Activity:
Give back the entries below verbatim.

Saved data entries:
──────────────────────────────

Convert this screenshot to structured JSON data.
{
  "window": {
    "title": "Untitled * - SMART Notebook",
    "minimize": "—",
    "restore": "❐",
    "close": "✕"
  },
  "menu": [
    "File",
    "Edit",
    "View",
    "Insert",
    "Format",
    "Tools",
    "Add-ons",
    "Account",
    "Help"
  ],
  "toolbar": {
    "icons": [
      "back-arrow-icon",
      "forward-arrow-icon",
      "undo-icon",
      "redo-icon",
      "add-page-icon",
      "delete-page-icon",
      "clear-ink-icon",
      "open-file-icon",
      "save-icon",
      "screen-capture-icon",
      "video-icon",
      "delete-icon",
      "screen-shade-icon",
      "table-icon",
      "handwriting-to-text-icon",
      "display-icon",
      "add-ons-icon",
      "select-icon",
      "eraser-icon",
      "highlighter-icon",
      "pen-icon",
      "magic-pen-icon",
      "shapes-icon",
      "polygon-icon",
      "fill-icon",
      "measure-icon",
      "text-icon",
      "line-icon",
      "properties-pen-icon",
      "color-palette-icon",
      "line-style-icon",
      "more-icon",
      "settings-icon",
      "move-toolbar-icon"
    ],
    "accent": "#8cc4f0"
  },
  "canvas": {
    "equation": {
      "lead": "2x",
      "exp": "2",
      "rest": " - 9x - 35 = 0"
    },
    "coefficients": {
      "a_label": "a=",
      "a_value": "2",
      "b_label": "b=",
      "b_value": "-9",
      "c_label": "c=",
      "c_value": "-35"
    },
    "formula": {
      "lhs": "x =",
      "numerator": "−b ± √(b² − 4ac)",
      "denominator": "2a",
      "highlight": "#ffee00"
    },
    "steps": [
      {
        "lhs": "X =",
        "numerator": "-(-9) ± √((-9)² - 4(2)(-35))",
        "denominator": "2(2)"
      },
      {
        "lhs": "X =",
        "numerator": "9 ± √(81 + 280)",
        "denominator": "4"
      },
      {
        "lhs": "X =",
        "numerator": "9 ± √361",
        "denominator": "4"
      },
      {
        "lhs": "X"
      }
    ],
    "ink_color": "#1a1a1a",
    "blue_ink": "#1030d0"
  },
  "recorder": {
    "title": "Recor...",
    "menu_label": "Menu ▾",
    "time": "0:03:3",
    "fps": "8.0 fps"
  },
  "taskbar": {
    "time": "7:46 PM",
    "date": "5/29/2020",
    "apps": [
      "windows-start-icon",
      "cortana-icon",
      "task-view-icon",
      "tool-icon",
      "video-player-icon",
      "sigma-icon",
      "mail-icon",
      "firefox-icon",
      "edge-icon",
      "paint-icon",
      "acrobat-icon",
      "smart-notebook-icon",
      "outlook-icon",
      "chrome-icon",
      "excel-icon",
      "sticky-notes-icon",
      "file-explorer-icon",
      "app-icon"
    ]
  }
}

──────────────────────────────

Task answer:
Convert this screenshot to structured JSON data.
{
  "window": {
    "title": "Untitled * - SMART Notebook",
    "minimize": "—",
    "restore": "❐",
    "close": "✕"
  },
  "menu": [
    "File",
    "Edit",
    "View",
    "Insert",
    "Format",
    "Tools",
    "Add-ons",
    "Account",
    "Help"
  ],
  "toolbar": {
    "icons": [
      "back-arrow-icon",
      "forward-arrow-icon",
      "undo-icon",
      "redo-icon",
      "add-page-icon",
      "delete-page-icon",
      "clear-ink-icon",
      "open-file-icon",
      "save-icon",
      "screen-capture-icon",
      "video-icon",
      "delete-icon",
      "screen-shade-icon",
      "table-icon",
      "handwriting-to-text-icon",
      "display-icon",
      "add-ons-icon",
      "select-icon",
      "eraser-icon",
      "highlighter-icon",
      "pen-icon",
      "magic-pen-icon",
      "shapes-icon",
      "polygon-icon",
      "fill-icon",
      "measure-icon",
      "text-icon",
      "line-icon",
      "properties-pen-icon",
      "color-palette-icon",
      "line-style-icon",
      "more-icon",
      "settings-icon",
      "move-toolbar-icon"
    ],
    "accent": "#8cc4f0"
  },
  "canvas": {
    "equation": {
      "lead": "2x",
      "exp": "2",
      "rest": " - 9x - 35 = 0"
    },
    "coefficients": {
      "a_label": "a=",
      "a_value": "2",
      "b_label": "b=",
      "b_value": "-9",
      "c_label": "c=",
      "c_value": "-35"
    },
    "formula": {
      "lhs": "x =",
      "numerator": "−b ± √(b² − 4ac)",
      "denominator": "2a",
      "highlight": "#ffee00"
    },
    "steps": [
      {
        "lhs": "X =",
        "numerator": "-(-9) ± √((-9)² - 4(2)(-35))",
        "denominator": "2(2)"
      },
      {
        "lhs": "X =",
        "numerator": "9 ± √(81 + 280)",
        "denominator": "4"
      },
      {
        "lhs": "X =",
        "numerator": "9 ± √361",
        "denominator": "4"
      },
      {
        "lhs": "X"
      }
    ],
    "ink_color": "#1a1a1a",
    "blue_ink": "#1030d0"
  },
  "recorder": {
    "title": "Recor...",
    "menu_label": "Menu ▾",
    "time": "0:03:3",
    "fps": "8.0 fps"
  },
  "taskbar": {
    "time": "7:46 PM",
    "date": "5/29/2020",
    "apps": [
      "windows-start-icon",
      "cortana-icon",
      "task-view-icon",
      "tool-icon",
      "video-player-icon",
      "sigma-icon",
      "mail-icon",
      "firefox-icon",
      "edge-icon",
      "paint-icon",
      "acrobat-icon",
      "smart-notebook-icon",
      "outlook-icon",
      "chrome-icon",
      "excel-icon",
      "sticky-notes-icon",
      "file-explorer-icon",
      "app-icon"
    ]
  }
}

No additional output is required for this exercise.